On the other hand, credit cards can be used almost anywhere and are more versatile for things like groceries and gas. Credit cards also help build credit history and offer rewards and points that can be used on travel and cash back. However, carrying a balance over to the next month can incur a significant amount of interest, making it even harder to pay off the new balance. 

For individuals that do not currently have the savings needed to cover a purchase and are considering alternative financing options like BNPL against traditional options like a credit card, it’s often worthwhile to leverage the resources at their bank or credit union. By doing so, they can make an informed decision that best serves their interests long term. 

Empower Customers to Save Now, Buy Later 
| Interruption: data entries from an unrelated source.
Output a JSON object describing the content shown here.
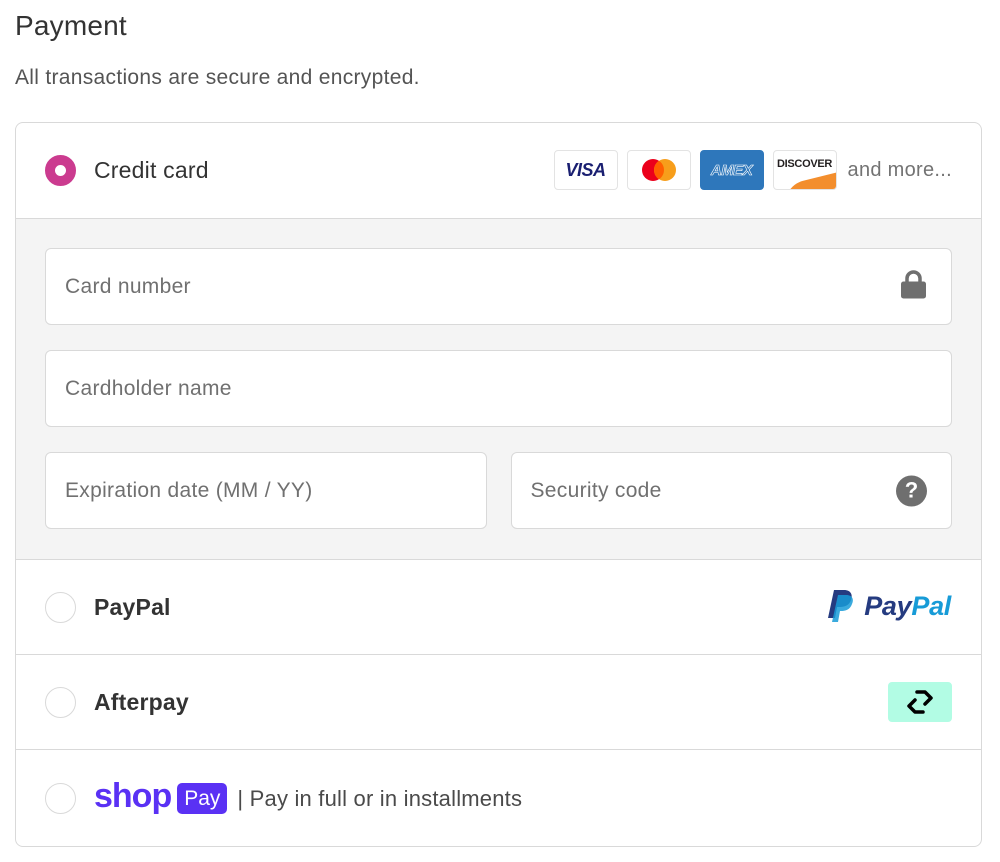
{
  "header": {
    "title": "Payment",
    "subtitle": "All transactions are secure and encrypted."
  },
  "payment_methods": {
    "credit_card": {
      "label": "Credit card",
      "selected": true,
      "card_brands": [
        "VISA",
        "Mastercard",
        "AMEX",
        "DISCOVER"
      ],
      "and_more": "and more...",
      "fields": {
        "card_number": {
          "placeholder": "Card number",
          "value": "",
          "icon": "lock-icon"
        },
        "cardholder_name": {
          "placeholder": "Cardholder name",
          "value": ""
        },
        "expiration": {
          "placeholder": "Expiration date (MM / YY)",
          "value": ""
        },
        "security_code": {
          "placeholder": "Security code",
          "value": "",
          "icon": "help-icon",
          "icon_glyph": "?"
        }
      }
    },
    "paypal": {
      "label": "PayPal",
      "selected": false,
      "logo_pay": "Pay",
      "logo_pal": "Pal"
    },
    "afterpay": {
      "label": "Afterpay",
      "selected": false
    },
    "shop_pay": {
      "selected": false,
      "brand_shop": "shop",
      "brand_pay": "Pay",
      "tagline": "| Pay in full or in installments"
    }
  },
  "colors": {
    "accent": "#cb3b8f",
    "shop_pay": "#5a31f4",
    "afterpay_bg": "#b2fce4",
    "paypal_dark": "#253b80",
    "paypal_light": "#179bd7",
    "amex": "#2e77bb"
  }
}
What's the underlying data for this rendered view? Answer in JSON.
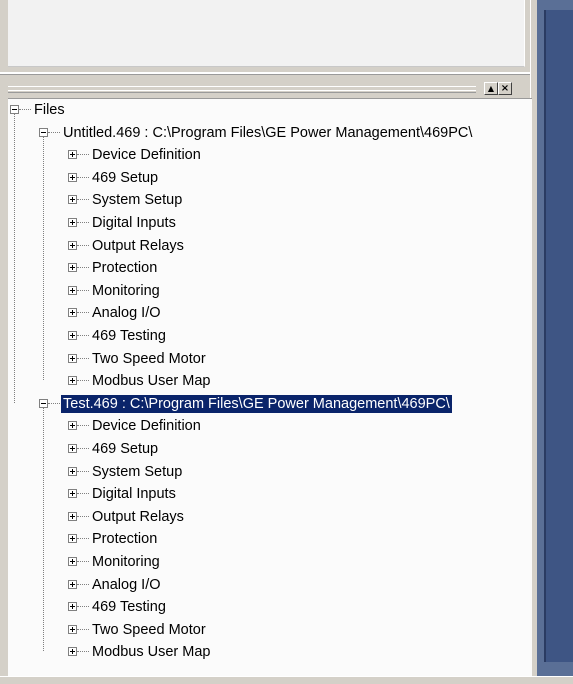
{
  "tree": {
    "root": "Files",
    "devices": [
      {
        "label": "Untitled.469 : C:\\Program Files\\GE Power Management\\469PC\\",
        "selected": false,
        "children": [
          "Device Definition",
          "469 Setup",
          "System Setup",
          "Digital Inputs",
          "Output Relays",
          "Protection",
          "Monitoring",
          "Analog I/O",
          "469 Testing",
          "Two Speed Motor",
          "Modbus User Map"
        ]
      },
      {
        "label": "Test.469 : C:\\Program Files\\GE Power Management\\469PC\\",
        "selected": true,
        "children": [
          "Device Definition",
          "469 Setup",
          "System Setup",
          "Digital Inputs",
          "Output Relays",
          "Protection",
          "Monitoring",
          "Analog I/O",
          "469 Testing",
          "Two Speed Motor",
          "Modbus User Map"
        ]
      }
    ]
  },
  "panel": {
    "restore_icon": "triangle-up-icon",
    "close_icon": "close-icon"
  },
  "colors": {
    "selection": "#0a246a",
    "workspace": "#3e5584"
  }
}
Many financial products are designed to assist people through the various stages of their lives – whether that’s a student loan to further their education or a mortgage to purchase their first home. But, how many financial products are designed to truly improve the well-being of consumers and help them build enough savings to achieve sustained financial success?

The answer is not many, and that needs to change. Fortunately, digital banking capabilities have grown more sophisticated, presenting new ways for financial institutions to engage with customers and empower them to adopt healthier saving habits. For example, automated savings tools and personalized educational resources can prompt customers to set aside the money they need to make future purchases – whether big or small, while also helping financial institutions generate low-cost deposits. 

No matter what a consumer’s financial goals are – whether it’s early retirement, buying a home or a new car, taking on debt has implications for those goals. Likewise, a consumer’s saving habits, or lack thereof, have significant implications for those goals. When deciding between BNPL financing and other forms of credit, it is best for consumers to consider how the line of credit will impact their ability to save and reach their goals. 

Do they need to build up their credit score in the long-term to buy a house? If so, a credit card might be the best option. Do they need to make a necessary purchase right now and pay it off over time without impacting their credit score? If so, BNPL may be a good choice. 

Or, perhaps they want to grow their emergency savings and reduce their reliance on credit cards and financing options. If that’s the case, giving the consumer a way to set a savings goal and incentivizing them to stick to it until they reach it, SNBL, can be a powerful tool. 

Now is the time to give customers a Save Now, Buy Later option. As inflation continues and interest rates climb, consumers must avoid overextending their budgets and steer clear of financing that may hurt their credit score and send them deeper into debt. 

The financial institutions that help their customers accomplish this will not only foster stronger, more loyal customer relationships, they also stand to generate more deposits. Ultimately, having a financially fit customer base goes a long way toward cultivating a healthier and more profitable bottom line.